The role of Regulatory T cells in the pathogenesis of HIV-2 infection

Lead Research Organisation: MRC Unit, The Gambia

Abstract

The worldwide AIDS pandemic is largely caused by a virus that occurs in two strains. One HIV strain called HIV-1, which after a variable length of time leads to AIDS and death in most infected people. There is a second HIV strain called HIV-2, which is mostly found in West Africa. This virus behaves quite differently from HIV-1: some HIV-2-infeceted people develop AIDS just as if they had HIV-1 but others, as many as 80%, have a normal lifespan and die of old age instead.||Special (regulatory) cells in the immune system may play a critical role in fighting the disease. There is a need to elucidate if these cells play a protective role that would assist the development of an HIV vaccine. We postulate that in certain infected subjects the physiological balance between different cells in the immune system is maintained whereas in other infected patients this is not the case. In the first instance we will evaluate the numbers and function of these cells in a cross-sectional study of infected individuals and then characterize the cells.

Technical Summary

A virus-specific CD8+ T lymphocyte response early in the course of viral infections is essential for the successful control of viral replication, and a maintained response is needed for continued viral control.
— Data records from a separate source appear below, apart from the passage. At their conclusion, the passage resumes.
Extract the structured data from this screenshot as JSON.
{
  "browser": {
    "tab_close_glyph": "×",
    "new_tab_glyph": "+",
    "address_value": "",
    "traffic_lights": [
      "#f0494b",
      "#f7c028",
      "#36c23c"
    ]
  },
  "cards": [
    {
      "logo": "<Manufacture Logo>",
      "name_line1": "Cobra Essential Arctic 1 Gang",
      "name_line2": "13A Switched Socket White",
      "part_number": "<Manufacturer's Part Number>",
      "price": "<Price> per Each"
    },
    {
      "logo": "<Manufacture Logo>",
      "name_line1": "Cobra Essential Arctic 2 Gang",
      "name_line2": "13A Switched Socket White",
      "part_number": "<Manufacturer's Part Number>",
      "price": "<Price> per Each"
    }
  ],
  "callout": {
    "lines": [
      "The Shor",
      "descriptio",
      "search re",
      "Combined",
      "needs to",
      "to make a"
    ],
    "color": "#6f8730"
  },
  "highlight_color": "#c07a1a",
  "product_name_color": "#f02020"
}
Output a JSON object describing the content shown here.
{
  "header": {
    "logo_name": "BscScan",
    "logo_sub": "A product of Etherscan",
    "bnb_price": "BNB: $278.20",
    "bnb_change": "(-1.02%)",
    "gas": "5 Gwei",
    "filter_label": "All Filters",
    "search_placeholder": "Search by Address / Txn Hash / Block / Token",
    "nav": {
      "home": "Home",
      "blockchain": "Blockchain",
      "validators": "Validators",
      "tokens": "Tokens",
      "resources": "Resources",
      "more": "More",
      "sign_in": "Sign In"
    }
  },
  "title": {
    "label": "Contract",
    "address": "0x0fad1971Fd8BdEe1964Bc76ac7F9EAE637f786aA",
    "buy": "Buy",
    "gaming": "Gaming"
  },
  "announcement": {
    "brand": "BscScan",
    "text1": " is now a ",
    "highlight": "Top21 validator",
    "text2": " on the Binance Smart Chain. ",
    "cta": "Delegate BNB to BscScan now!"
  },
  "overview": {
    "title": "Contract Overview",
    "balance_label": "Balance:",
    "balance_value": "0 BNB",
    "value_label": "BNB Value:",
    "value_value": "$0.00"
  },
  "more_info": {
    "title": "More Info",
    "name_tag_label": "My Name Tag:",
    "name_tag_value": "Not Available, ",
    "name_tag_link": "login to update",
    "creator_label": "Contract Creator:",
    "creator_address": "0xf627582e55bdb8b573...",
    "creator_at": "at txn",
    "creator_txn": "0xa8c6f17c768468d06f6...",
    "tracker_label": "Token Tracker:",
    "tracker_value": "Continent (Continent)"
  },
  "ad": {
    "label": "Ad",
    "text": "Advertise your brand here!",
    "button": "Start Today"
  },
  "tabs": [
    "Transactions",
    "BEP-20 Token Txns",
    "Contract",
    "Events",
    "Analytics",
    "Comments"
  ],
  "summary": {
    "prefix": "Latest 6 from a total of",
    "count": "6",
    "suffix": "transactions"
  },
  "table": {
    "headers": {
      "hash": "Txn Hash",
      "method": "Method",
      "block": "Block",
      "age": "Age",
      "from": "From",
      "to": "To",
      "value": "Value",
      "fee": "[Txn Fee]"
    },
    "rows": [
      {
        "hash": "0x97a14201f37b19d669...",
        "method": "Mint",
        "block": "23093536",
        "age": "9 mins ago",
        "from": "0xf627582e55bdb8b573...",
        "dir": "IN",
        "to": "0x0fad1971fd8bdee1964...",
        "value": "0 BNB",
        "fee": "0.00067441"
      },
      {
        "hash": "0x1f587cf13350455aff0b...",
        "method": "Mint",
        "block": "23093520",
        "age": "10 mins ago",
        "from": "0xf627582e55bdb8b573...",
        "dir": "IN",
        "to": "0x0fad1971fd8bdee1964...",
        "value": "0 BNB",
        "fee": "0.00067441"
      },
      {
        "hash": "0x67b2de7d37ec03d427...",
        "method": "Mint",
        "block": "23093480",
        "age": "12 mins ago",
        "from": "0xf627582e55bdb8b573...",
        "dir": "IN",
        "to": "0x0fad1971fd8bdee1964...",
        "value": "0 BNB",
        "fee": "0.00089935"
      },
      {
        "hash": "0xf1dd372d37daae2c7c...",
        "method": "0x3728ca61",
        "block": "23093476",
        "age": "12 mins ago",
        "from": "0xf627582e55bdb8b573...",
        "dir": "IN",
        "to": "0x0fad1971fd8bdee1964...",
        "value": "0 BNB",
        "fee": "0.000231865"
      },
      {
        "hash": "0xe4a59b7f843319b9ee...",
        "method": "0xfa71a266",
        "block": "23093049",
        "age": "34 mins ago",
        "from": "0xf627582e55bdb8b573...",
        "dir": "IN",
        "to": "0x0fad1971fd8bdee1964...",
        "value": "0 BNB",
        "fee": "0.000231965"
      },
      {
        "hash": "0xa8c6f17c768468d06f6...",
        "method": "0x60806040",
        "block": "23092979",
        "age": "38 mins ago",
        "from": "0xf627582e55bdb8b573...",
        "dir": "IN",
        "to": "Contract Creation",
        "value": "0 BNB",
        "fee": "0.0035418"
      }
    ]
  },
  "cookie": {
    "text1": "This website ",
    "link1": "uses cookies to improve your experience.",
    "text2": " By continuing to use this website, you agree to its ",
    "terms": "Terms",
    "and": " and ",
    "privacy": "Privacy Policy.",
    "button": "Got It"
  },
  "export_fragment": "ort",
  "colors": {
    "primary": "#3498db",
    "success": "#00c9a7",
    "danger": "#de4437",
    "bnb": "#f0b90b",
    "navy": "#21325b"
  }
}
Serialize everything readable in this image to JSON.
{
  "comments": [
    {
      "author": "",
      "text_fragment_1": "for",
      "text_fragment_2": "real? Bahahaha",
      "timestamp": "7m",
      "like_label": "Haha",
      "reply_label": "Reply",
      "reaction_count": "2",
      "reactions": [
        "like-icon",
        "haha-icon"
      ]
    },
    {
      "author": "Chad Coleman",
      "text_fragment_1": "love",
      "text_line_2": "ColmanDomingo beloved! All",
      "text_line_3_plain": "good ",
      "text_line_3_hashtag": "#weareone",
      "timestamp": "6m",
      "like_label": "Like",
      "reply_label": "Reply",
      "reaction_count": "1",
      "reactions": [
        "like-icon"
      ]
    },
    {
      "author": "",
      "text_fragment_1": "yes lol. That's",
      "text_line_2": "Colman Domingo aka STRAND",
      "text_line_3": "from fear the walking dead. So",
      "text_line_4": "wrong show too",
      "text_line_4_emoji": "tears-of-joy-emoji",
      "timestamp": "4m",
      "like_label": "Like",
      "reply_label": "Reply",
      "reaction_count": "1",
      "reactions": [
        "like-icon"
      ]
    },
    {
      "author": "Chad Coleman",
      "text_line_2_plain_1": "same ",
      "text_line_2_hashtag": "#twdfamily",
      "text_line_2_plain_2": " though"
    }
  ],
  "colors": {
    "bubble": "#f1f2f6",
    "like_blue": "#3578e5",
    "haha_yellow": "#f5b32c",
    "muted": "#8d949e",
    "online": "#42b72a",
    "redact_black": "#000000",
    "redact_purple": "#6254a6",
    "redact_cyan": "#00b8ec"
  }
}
However, HIV infection is characterized by an aberrant immune activation and paradoxically immune suppression also occurs from early infection. Ultimately HIV causes progressive immune dysfunction and death. The majority of HIV-2 infected individuals have low or undetectable viral load and are regarded as Long-term non-progressors (LTNP). T regulatory cells (T reg) are a subset of CD4+ T cells with immunosuppressive properties and these cells may play a critical role in counteracting immunopathology resulting from persistent high level of immune stimulation from chronic viral infections. There is a need to elucidate if T regs play a protective role by dampening immune activation or have a role in accentuating infection by suppressing immune control. An understanding of the balance between T reg and effector T cell functions in HIV-2 infection would greatly assist the development of an HIV vaccine. We postulate that in HIV-2 subjects with a normal CD4 count and a low viral load (LTNPs) the physiological balance between regulatory T cell activity and T cell activation is maintained whereas in both HIV-1 or HIV-2 patients with progressive disease and a high viral load this is not the case. In the first instance we will evaluate the numbers and function of regulatory T-cells in a cross-sectional study of HIV-1 and HIV-2 individuals with high CD4 T cell count and then characterize both Tregs and effector T cell phenotypes in HIV-2 LTNPs.

Publications

10 25 50
 
Description MRC Open-Days for Public Visit 
Form Of Engagement Activity Participation in an open day or visit at my research institution
Part Of Official Scheme? Yes
Primary Audience Public/other audiences
Results and Impact Poster presentations and demonstrations of research output. Discussions on relationships with patients and the public.

It changed the perception of the general public about MRC research activities and has strengthened the relationship betweem MRC and the public and Government of the Gambia
Year(s) Of Engagement Activity 2006